This paper provides a methodological analysis of Libertarian Paternalism, as put forward in the book Nudge by Richard Thaler and Cass Sunstein (Yale University Press, 2008). Libertarian PaternalismExpand
Two Types of Self-Censorship: Public and Private
We develop and defend a distinction between two types of self-censorship: public and private. First, we suggest that public self-censorship refers to a range of individual reactions to a publicExpand
Remittances and the migration-development nexus--Challenges for the sustainable governance of migration
Abstract This paper argues that possible effects of international migration on the environment have to be analysed with respect to both the three dimensions of sustainability and the migrationExpand
A New Interpretation of the Representational Theory of Measurement
Representational Theory of Measurement as a library of theorems that investigate the numerical representability of qualitative relations. Expand

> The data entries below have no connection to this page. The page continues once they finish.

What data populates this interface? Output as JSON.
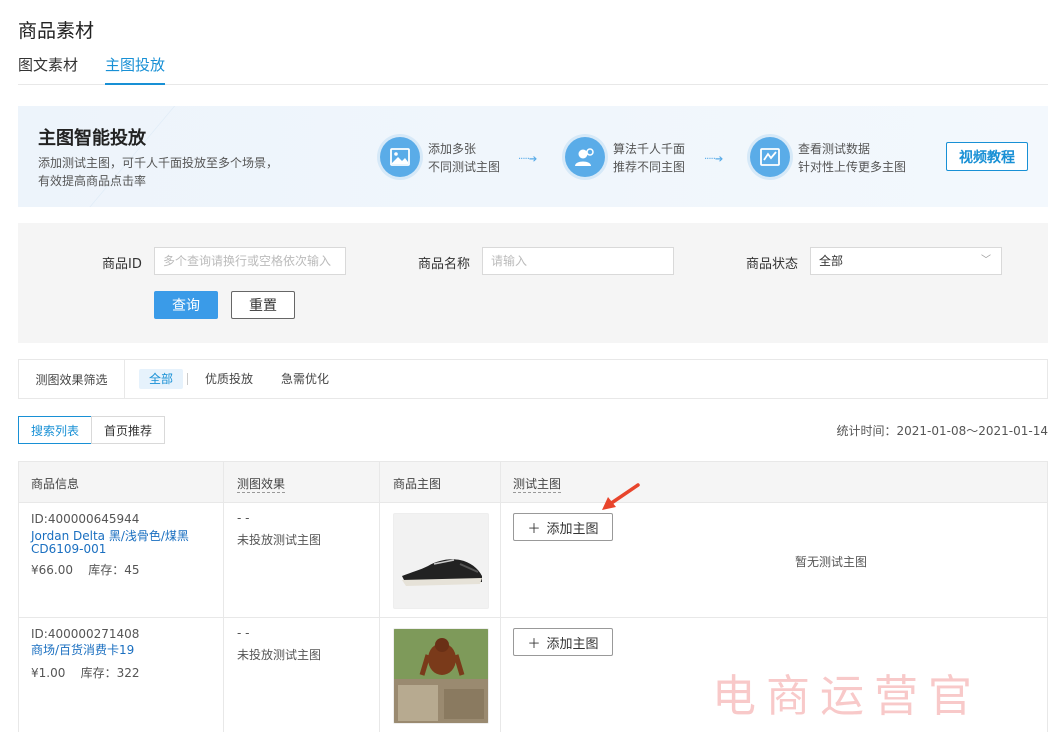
{
  "header": {
    "title": "商品素材",
    "tabs": [
      {
        "label": "图文素材",
        "active": false
      },
      {
        "label": "主图投放",
        "active": true
      }
    ]
  },
  "banner": {
    "title": "主图智能投放",
    "desc": "添加测试主图，可千人千面投放至多个场景，有效提高商品点击率",
    "steps": [
      {
        "icon": "image-icon",
        "line1": "添加多张",
        "line2": "不同测试主图"
      },
      {
        "icon": "users-icon",
        "line1": "算法千人千面",
        "line2": "推荐不同主图"
      },
      {
        "icon": "trend-chart-icon",
        "line1": "查看测试数据",
        "line2": "针对性上传更多主图"
      }
    ],
    "video_button": "视频教程"
  },
  "filters": {
    "product_id_label": "商品ID",
    "product_id_placeholder": "多个查询请换行或空格依次输入",
    "product_name_label": "商品名称",
    "product_name_placeholder": "请输入",
    "product_status_label": "商品状态",
    "product_status_value": "全部",
    "query_button": "查询",
    "reset_button": "重置"
  },
  "effect_filter": {
    "label": "测图效果筛选",
    "options": [
      {
        "label": "全部",
        "active": true
      },
      {
        "label": "优质投放",
        "active": false
      },
      {
        "label": "急需优化",
        "active": false
      }
    ]
  },
  "list_tabs": [
    {
      "label": "搜索列表",
      "active": true
    },
    {
      "label": "首页推荐",
      "active": false
    }
  ],
  "stat_time": "统计时间：2021-01-08～2021-01-14",
  "table": {
    "columns": [
      "商品信息",
      "测图效果",
      "商品主图",
      "测试主图"
    ],
    "rows": [
      {
        "id": "ID:400000645944",
        "name": "Jordan Delta 黑/浅骨色/煤黑 CD6109-001",
        "price": "¥66.00",
        "stock": "库存：45",
        "effect_dash": "- -",
        "effect_text": "未投放测试主图",
        "image": "sneaker-image",
        "add_button": "添加主图",
        "empty_text": "暂无测试主图"
      },
      {
        "id": "ID:400000271408",
        "name": "商场/百货消费卡19",
        "price": "¥1.00",
        "stock": "库存：322",
        "effect_dash": "- -",
        "effect_text": "未投放测试主图",
        "image": "orangutan-image",
        "add_button": "添加主图",
        "empty_text": ""
      }
    ]
  },
  "watermark": "电商运营官",
  "colors": {
    "accent": "#1890d5",
    "primary_button": "#3a9be8",
    "annotation_arrow": "#e8452c"
  }
}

Dividing the indivisible
Philosophical theories of fairness propose to divide a good that several individuals have a claim to in proportion to the strength of their respective claims. We suggest that currently, theseExpand

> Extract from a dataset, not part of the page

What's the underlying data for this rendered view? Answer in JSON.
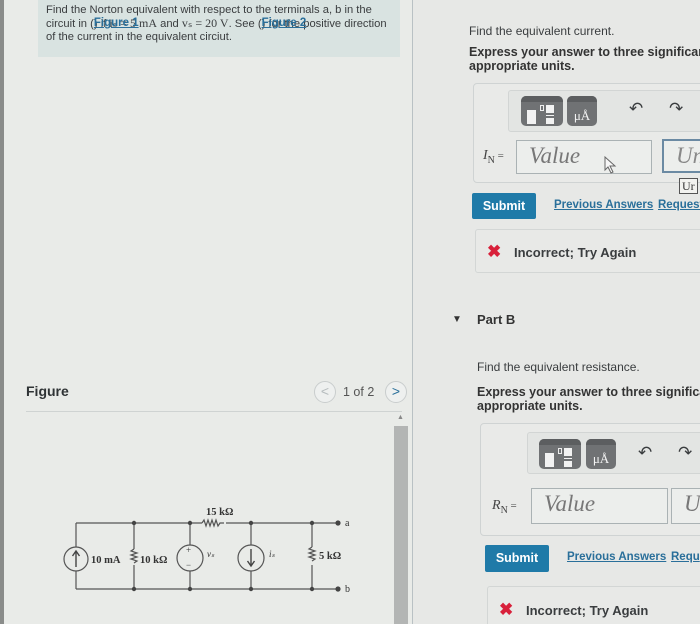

Values in Time Discounting
This article discusses the role of values in time discounting in climate change decision-making, taking a philosophy of science perspective. Expand

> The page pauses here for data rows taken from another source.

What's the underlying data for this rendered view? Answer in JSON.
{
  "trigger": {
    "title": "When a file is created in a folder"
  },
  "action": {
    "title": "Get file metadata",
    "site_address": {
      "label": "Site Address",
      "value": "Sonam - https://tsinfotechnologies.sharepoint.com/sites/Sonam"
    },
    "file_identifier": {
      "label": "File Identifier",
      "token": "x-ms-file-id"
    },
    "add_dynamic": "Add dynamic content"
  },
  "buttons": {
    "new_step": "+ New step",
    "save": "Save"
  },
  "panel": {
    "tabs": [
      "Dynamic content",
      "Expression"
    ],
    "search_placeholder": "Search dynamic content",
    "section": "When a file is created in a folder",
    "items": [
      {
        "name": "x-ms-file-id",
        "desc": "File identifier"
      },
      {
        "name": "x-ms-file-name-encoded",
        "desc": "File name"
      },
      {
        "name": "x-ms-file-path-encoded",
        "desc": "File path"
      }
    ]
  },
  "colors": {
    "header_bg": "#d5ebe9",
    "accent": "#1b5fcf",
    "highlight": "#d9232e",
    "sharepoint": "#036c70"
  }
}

Censorship and Two Types of Self-Censorship
We propose and defend a distinction between two types of self-censorship: public and private. In public self-censorship, individuals restrain their expressive attitudes in response to public censors.Expand
The Handbook of Rational and Social Choice: An Overview of New Foundations and Applications, edited by Paul Anand, Prasanta K. Pattanaik and Clemens Puppe, Oxford University Press, 2009, xi + 581
military support and encouragement? It seems unlikely that some of the great research and development agencies of the wartime and postwar world would commit their immense resources to game theoryExpand
How to be fairer
We show that the proportionality method advocated in Curtis (in Analysis 74:417–57, 2014) is not implied by a general principle of fairness, and that the proportional rule cannot be explicated axiomatically from that very principle. Expand
Agent Connectedness and Backward Induction
We conceive of a player in dynamic games as a set of agents, which are assigned the distinct tasks of reasoning and node-specific choices. Expand